Exercise
From the data below, copy each line that includes the word "selected".

Information given
^^^^
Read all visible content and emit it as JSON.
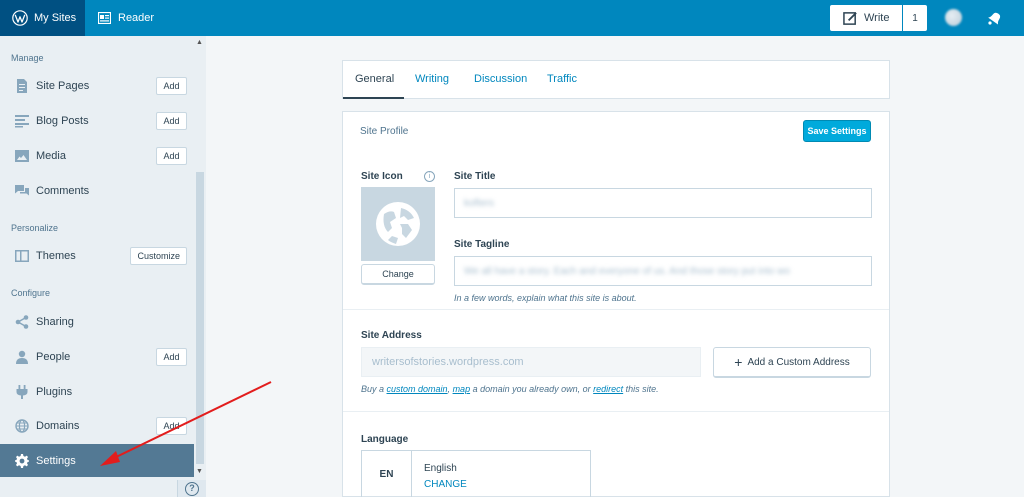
{
  "masterbar": {
    "my_sites": "My Sites",
    "reader": "Reader",
    "write": "Write",
    "drafts_count": "1"
  },
  "sidebar": {
    "sections": [
      {
        "heading": "Manage"
      },
      {
        "heading": "Personalize"
      },
      {
        "heading": "Configure"
      }
    ],
    "items": [
      {
        "label": "Site Pages",
        "action": "Add"
      },
      {
        "label": "Blog Posts",
        "action": "Add"
      },
      {
        "label": "Media",
        "action": "Add"
      },
      {
        "label": "Comments"
      },
      {
        "label": "Themes",
        "action": "Customize"
      },
      {
        "label": "Sharing"
      },
      {
        "label": "People",
        "action": "Add"
      },
      {
        "label": "Plugins"
      },
      {
        "label": "Domains",
        "action": "Add"
      },
      {
        "label": "Settings"
      }
    ],
    "help": "?"
  },
  "tabs": [
    "General",
    "Writing",
    "Discussion",
    "Traffic"
  ],
  "profile": {
    "title": "Site Profile",
    "save": "Save Settings",
    "site_icon_label": "Site Icon",
    "info": "i",
    "change": "Change",
    "site_title_label": "Site Title",
    "site_title_value": "kofters",
    "tagline_label": "Site Tagline",
    "tagline_value": "We all have a story. Each and everyone of us. And those story put into wo",
    "tagline_hint": "In a few words, explain what this site is about.",
    "address_label": "Site Address",
    "address_value": "writersofstories.wordpress.com",
    "custom_address": "Add a Custom Address",
    "address_hint": {
      "prefix": "Buy a ",
      "link1": "custom domain",
      "sep1": ", ",
      "link2": "map",
      "middle": " a domain you already own, or ",
      "link3": "redirect",
      "suffix": " this site."
    },
    "language_label": "Language",
    "language_code": "EN",
    "language_name": "English",
    "language_change": "CHANGE"
  },
  "colors": {
    "masterbar": "#0087be",
    "masterbar_active": "#005082",
    "sidebar": "#e9eff3",
    "selected": "#537994",
    "primary": "#00aadc",
    "annotation_arrow": "#e21d1d"
  }
}
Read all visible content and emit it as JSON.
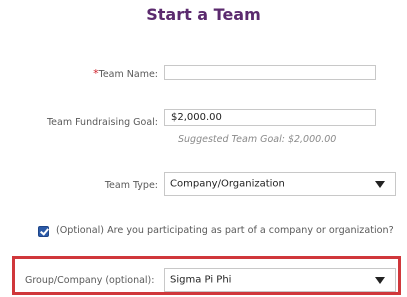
{
  "page": {
    "title": "Start a Team"
  },
  "form": {
    "team_name": {
      "required_mark": "*",
      "label": "Team Name:",
      "value": ""
    },
    "goal": {
      "label": "Team Fundraising Goal:",
      "value": "$2,000.00",
      "hint": "Suggested Team Goal: $2,000.00"
    },
    "team_type": {
      "label": "Team Type:",
      "selected": "Company/Organization"
    },
    "participation": {
      "checked": true,
      "label": "(Optional) Are you participating as part of a company or organization?"
    },
    "group_company": {
      "label": "Group/Company (optional):",
      "selected": "Sigma Pi Phi",
      "highlight_color": "#d0373b"
    }
  },
  "colors": {
    "title": "#5b2a6e",
    "required": "#d0202a",
    "checkbox": "#2b5aa8"
  },
  "icons": {
    "dropdown_arrow": "chevron-down-icon",
    "checkbox": "checkmark-icon"
  }
}
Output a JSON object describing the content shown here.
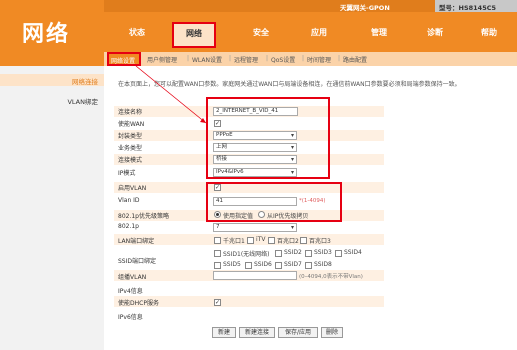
{
  "header": {
    "page_title": "网络",
    "gateway_name": "天翼网关-GPON",
    "model": "型号：HS8145C5"
  },
  "nav": {
    "items": [
      "状态",
      "网络",
      "安全",
      "应用",
      "管理",
      "诊断",
      "帮助"
    ],
    "active": "网络"
  },
  "subnav": {
    "items": [
      "网络设置",
      "用户侧管理",
      "WLAN设置",
      "远程管理",
      "QoS设置",
      "时间管理",
      "路由配置"
    ]
  },
  "sidebar": {
    "items": [
      "网络连接",
      "VLAN绑定"
    ]
  },
  "description": "在本页面上，您可以配置WAN口参数。家庭网关通过WAN口与局端设备相连，在通信前WAN口参数要必须和局端参数保持一致。",
  "form": {
    "connection_name": {
      "label": "连接名称",
      "value": "2_INTERNET_B_VID_41"
    },
    "enable_wan": {
      "label": "使能WAN",
      "checked": true
    },
    "encap_type": {
      "label": "封装类型",
      "value": "PPPoE"
    },
    "service_type": {
      "label": "业务类型",
      "value": "上网"
    },
    "conn_mode": {
      "label": "连接模式",
      "value": "桥接"
    },
    "ip_mode": {
      "label": "IP模式",
      "value": "IPv4&IPv6"
    },
    "enable_vlan": {
      "label": "启用VLAN",
      "checked": true
    },
    "vlan_id": {
      "label": "Vlan ID",
      "value": "41",
      "hint": "*(1-4094)"
    },
    "dot1p_policy": {
      "label": "802.1p优先级策略",
      "opt1": "使用指定值",
      "opt2": "从IP优先级拷贝"
    },
    "dot1p": {
      "label": "802.1p",
      "value": "7"
    },
    "lan_bind": {
      "label": "LAN端口绑定",
      "ports": [
        "千兆口1",
        "iTV",
        "百兆口2",
        "百兆口3"
      ]
    },
    "ssid_bind": {
      "label": "SSID端口绑定",
      "row1": [
        "SSID1(无线网络)",
        "SSID2",
        "SSID3",
        "SSID4"
      ],
      "row2": [
        "SSID5",
        "SSID6",
        "SSID7",
        "SSID8"
      ]
    },
    "multicast_vlan": {
      "label": "组播VLAN",
      "hint": "(0–4094,0表示不带Vlan)"
    },
    "ipv4_info": {
      "label": "IPv4信息"
    },
    "enable_dhcp": {
      "label": "使能DHCP服务",
      "checked": true
    },
    "ipv6_info": {
      "label": "IPv6信息"
    }
  },
  "buttons": {
    "new": "新建",
    "new_conn": "新建连接",
    "save": "保存/应用",
    "delete": "删除"
  },
  "colors": {
    "brand_orange": "#f08a24",
    "highlight_red": "#e60012",
    "row_tint": "#fef0e2"
  }
}
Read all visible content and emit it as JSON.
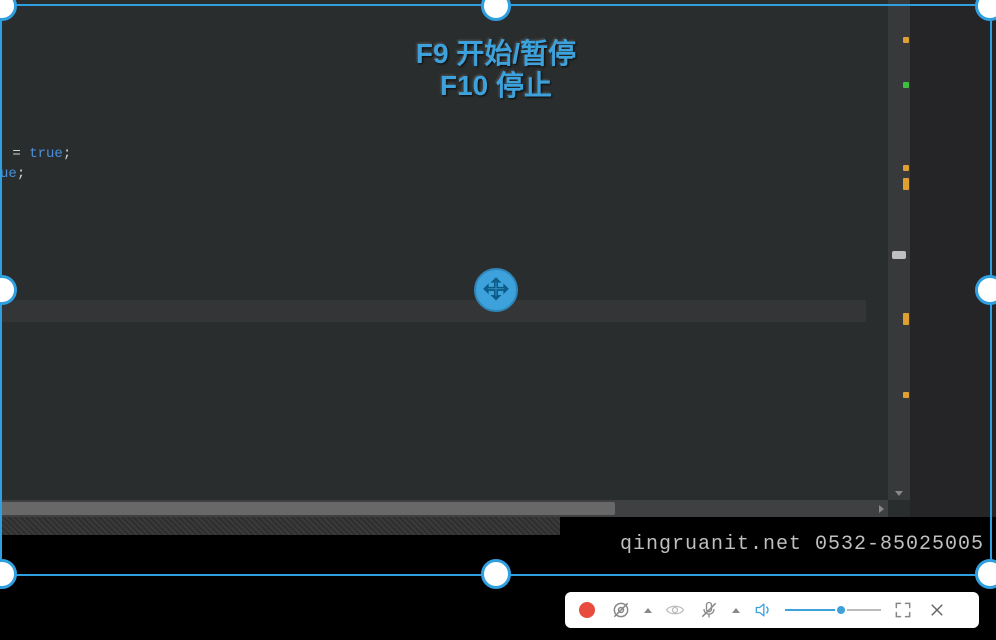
{
  "editor": {
    "line1_eq": " = ",
    "line1_kw": "true",
    "line1_end": ";",
    "line2_frag": "ue",
    "line2_end": ";"
  },
  "hotkeys": {
    "line1": "F9 开始/暂停",
    "line2": "F10 停止"
  },
  "watermark": "qingruanit.net 0532-85025005",
  "toolbar": {
    "volume_percent": 58
  }
}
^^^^
Finished exercise
    "selected": "#537994",
      "selected": "Company/Organization"
      "selected": "Sigma Pi Phi",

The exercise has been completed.